The word "this" may appear in lines of the data below. Say how many lines hold it, giving only the number.

Source material:

********************

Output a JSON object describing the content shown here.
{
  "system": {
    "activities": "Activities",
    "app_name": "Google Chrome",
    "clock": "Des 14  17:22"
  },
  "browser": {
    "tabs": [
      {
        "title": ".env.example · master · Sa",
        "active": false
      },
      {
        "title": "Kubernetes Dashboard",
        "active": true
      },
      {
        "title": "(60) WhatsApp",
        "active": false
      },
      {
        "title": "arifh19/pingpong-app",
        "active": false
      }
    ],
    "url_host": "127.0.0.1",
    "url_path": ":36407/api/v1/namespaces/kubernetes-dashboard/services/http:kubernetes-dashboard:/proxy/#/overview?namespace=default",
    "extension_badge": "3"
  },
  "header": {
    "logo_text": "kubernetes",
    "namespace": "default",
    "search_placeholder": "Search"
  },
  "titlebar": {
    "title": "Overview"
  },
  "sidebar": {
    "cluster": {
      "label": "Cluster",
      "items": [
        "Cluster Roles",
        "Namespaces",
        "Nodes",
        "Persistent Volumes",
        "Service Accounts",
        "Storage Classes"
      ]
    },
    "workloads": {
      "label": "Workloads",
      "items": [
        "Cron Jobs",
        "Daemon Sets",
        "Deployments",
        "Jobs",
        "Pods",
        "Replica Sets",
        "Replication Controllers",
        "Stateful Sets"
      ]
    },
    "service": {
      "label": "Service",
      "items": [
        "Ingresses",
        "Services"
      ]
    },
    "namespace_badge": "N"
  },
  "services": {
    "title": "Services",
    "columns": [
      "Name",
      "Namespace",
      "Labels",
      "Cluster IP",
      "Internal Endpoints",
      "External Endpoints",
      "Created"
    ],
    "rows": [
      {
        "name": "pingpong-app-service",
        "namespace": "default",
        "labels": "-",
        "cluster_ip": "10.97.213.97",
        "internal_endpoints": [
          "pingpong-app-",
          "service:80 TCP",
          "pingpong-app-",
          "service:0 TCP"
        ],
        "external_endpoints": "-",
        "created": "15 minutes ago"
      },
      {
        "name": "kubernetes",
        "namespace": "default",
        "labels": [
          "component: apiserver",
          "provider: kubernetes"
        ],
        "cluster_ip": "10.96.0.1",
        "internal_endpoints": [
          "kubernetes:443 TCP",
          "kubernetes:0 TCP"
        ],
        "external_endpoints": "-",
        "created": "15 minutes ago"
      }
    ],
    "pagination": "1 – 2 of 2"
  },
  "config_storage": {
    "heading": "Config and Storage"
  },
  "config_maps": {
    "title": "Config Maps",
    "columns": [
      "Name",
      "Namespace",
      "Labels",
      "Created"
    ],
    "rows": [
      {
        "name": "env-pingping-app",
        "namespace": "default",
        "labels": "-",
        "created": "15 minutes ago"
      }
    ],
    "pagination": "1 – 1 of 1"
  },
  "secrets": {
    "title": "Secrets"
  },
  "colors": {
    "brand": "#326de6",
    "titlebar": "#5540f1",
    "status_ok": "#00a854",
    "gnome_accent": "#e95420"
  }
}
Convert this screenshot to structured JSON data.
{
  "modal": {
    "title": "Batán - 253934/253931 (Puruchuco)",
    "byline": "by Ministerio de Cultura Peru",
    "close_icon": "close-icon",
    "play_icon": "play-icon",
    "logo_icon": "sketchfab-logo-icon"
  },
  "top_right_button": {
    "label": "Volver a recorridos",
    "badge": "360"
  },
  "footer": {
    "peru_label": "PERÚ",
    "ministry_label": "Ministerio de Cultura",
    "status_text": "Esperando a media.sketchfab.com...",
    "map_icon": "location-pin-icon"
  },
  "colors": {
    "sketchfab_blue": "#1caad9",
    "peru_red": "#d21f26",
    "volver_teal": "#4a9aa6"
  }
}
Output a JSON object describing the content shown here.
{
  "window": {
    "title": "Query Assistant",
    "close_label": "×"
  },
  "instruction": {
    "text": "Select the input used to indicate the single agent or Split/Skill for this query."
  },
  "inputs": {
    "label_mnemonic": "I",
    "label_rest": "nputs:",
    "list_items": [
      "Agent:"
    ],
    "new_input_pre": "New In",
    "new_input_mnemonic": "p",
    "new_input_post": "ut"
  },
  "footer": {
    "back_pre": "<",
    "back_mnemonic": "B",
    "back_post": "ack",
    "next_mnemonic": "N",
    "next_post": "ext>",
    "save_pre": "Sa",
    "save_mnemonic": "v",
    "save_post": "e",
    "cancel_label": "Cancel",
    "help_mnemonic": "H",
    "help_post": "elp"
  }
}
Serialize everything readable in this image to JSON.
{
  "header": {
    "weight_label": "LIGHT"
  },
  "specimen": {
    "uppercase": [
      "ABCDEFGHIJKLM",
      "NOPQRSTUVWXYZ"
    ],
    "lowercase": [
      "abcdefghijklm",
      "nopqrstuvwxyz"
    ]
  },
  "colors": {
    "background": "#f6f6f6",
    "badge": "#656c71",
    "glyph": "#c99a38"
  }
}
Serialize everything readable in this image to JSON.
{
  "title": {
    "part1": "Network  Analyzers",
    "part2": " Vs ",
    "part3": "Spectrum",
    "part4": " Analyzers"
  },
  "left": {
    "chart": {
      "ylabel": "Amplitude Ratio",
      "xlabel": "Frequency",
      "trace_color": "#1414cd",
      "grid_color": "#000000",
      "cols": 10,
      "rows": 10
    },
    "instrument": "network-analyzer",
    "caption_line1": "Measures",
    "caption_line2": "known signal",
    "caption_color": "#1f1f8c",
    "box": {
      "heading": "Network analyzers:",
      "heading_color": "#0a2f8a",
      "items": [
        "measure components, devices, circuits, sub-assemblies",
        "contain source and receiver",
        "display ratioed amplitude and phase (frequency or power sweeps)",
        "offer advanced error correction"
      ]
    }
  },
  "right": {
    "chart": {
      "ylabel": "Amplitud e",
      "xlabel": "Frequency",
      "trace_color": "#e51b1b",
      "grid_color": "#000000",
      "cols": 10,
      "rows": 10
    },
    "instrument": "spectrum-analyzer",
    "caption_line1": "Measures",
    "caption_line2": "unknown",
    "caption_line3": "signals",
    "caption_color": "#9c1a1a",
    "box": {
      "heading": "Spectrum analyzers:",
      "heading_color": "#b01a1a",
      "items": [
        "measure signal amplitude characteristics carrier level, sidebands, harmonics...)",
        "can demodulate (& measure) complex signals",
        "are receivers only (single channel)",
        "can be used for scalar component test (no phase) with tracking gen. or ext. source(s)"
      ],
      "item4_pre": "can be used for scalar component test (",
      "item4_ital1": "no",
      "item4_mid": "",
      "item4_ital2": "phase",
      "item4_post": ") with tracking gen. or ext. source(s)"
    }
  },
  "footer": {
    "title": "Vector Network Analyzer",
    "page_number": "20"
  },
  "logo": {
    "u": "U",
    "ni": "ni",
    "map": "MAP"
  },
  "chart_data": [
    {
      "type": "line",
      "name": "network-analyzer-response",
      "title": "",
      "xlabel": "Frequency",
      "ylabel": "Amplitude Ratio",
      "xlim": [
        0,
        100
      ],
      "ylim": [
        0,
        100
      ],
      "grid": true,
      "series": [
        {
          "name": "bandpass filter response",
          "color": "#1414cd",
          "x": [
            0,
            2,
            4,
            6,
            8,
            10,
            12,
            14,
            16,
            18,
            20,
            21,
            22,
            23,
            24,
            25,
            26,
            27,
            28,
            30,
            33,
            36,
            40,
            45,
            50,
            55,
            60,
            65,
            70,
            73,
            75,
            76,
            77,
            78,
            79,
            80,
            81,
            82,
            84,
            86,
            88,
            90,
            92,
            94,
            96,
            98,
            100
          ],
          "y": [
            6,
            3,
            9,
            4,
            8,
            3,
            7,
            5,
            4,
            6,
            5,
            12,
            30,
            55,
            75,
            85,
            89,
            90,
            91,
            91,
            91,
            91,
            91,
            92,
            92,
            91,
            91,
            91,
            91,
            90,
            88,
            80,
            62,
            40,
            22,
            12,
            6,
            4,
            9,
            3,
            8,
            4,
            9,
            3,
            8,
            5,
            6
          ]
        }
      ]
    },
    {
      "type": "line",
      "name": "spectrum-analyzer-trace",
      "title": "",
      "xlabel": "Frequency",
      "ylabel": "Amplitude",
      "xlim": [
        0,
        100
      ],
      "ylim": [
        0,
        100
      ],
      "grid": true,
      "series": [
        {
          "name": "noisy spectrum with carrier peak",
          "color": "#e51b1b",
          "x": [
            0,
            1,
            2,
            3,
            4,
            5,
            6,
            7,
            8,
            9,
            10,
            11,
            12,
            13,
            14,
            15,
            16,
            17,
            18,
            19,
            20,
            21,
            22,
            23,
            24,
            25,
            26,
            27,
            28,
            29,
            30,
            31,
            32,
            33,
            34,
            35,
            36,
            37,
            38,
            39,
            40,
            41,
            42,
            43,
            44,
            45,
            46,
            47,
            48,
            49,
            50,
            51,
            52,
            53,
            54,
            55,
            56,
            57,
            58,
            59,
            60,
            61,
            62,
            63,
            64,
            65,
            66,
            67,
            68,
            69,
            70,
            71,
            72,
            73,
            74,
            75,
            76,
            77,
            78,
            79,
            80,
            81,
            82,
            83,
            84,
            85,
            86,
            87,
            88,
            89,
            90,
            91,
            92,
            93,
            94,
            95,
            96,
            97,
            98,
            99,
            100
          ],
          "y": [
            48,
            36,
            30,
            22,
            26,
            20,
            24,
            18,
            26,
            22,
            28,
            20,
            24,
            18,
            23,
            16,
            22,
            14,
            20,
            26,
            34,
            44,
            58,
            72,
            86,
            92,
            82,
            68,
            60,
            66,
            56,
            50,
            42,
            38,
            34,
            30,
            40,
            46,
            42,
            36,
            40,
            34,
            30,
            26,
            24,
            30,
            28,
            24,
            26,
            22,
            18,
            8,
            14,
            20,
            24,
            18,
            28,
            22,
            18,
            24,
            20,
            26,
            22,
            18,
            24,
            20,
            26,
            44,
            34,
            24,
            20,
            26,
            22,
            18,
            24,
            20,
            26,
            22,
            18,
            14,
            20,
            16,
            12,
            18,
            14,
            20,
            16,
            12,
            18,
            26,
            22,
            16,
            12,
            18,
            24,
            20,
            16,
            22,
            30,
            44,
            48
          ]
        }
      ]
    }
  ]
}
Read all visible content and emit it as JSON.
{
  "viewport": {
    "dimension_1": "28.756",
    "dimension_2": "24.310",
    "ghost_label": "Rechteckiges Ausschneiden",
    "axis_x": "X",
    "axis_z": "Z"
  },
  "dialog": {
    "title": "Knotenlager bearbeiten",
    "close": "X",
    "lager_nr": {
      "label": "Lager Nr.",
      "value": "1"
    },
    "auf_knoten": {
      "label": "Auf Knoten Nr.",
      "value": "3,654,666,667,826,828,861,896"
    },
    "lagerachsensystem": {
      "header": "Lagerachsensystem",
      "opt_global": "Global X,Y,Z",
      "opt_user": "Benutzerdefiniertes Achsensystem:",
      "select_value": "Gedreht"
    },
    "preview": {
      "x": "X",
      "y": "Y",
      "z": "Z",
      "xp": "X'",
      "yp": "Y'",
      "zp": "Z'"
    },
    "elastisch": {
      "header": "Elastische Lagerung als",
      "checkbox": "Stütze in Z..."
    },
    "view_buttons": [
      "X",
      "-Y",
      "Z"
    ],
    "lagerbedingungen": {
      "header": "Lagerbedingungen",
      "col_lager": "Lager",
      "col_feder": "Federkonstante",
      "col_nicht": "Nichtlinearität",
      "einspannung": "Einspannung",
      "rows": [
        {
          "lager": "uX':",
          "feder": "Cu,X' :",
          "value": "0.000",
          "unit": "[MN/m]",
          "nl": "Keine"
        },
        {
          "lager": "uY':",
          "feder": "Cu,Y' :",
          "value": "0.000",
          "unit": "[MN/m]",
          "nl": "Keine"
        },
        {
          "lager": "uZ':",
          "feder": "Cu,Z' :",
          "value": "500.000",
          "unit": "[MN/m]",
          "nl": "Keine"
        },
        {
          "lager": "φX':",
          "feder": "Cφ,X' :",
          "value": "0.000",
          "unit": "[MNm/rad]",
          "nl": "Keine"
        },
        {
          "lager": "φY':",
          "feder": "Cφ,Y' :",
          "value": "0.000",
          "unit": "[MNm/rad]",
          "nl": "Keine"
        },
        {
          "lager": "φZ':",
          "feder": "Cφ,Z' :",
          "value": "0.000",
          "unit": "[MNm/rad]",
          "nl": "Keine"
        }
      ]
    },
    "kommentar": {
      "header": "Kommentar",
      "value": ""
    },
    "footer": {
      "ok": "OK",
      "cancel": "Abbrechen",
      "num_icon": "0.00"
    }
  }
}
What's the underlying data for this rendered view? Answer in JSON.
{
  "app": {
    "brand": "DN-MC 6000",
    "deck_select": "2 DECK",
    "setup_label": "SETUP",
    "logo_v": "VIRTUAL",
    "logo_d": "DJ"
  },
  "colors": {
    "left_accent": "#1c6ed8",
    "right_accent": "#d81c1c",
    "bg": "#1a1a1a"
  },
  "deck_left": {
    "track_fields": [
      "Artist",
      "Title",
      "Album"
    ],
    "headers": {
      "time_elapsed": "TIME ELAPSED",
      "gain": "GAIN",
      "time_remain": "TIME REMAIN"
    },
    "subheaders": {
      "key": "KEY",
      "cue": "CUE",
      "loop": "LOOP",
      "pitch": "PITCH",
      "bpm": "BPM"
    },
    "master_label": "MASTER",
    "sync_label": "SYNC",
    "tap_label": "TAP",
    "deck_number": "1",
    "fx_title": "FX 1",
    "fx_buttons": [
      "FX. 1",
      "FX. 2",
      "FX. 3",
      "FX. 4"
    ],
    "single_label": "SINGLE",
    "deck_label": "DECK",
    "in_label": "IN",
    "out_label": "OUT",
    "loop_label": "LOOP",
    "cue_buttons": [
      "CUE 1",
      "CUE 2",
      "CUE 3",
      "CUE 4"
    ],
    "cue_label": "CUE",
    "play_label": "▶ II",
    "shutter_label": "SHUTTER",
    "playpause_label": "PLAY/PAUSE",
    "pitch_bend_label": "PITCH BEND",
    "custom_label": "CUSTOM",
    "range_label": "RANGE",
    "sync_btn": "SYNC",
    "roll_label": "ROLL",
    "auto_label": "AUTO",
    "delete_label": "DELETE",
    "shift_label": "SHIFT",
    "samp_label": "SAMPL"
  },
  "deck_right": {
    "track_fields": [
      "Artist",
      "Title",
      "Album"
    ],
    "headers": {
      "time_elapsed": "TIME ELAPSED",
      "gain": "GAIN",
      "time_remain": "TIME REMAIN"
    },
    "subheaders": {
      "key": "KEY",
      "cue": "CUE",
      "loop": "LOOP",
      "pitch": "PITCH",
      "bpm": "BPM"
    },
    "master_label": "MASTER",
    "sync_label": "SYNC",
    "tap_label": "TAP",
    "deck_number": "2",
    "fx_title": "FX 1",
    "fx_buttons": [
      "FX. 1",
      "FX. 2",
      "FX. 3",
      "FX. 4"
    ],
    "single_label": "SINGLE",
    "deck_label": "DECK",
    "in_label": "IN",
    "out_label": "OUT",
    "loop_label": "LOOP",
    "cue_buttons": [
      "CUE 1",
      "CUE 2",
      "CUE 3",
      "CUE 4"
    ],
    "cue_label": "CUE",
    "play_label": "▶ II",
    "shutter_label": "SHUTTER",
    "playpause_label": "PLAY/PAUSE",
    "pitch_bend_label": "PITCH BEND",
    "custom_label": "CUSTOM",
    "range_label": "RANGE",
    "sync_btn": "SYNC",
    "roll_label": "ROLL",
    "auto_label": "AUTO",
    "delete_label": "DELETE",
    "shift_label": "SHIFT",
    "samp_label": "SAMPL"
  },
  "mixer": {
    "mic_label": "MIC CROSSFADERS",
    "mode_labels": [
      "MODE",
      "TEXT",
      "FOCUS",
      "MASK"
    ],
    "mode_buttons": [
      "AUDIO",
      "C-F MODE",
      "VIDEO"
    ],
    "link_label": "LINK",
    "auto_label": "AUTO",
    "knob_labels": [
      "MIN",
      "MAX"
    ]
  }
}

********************

Your solution:
5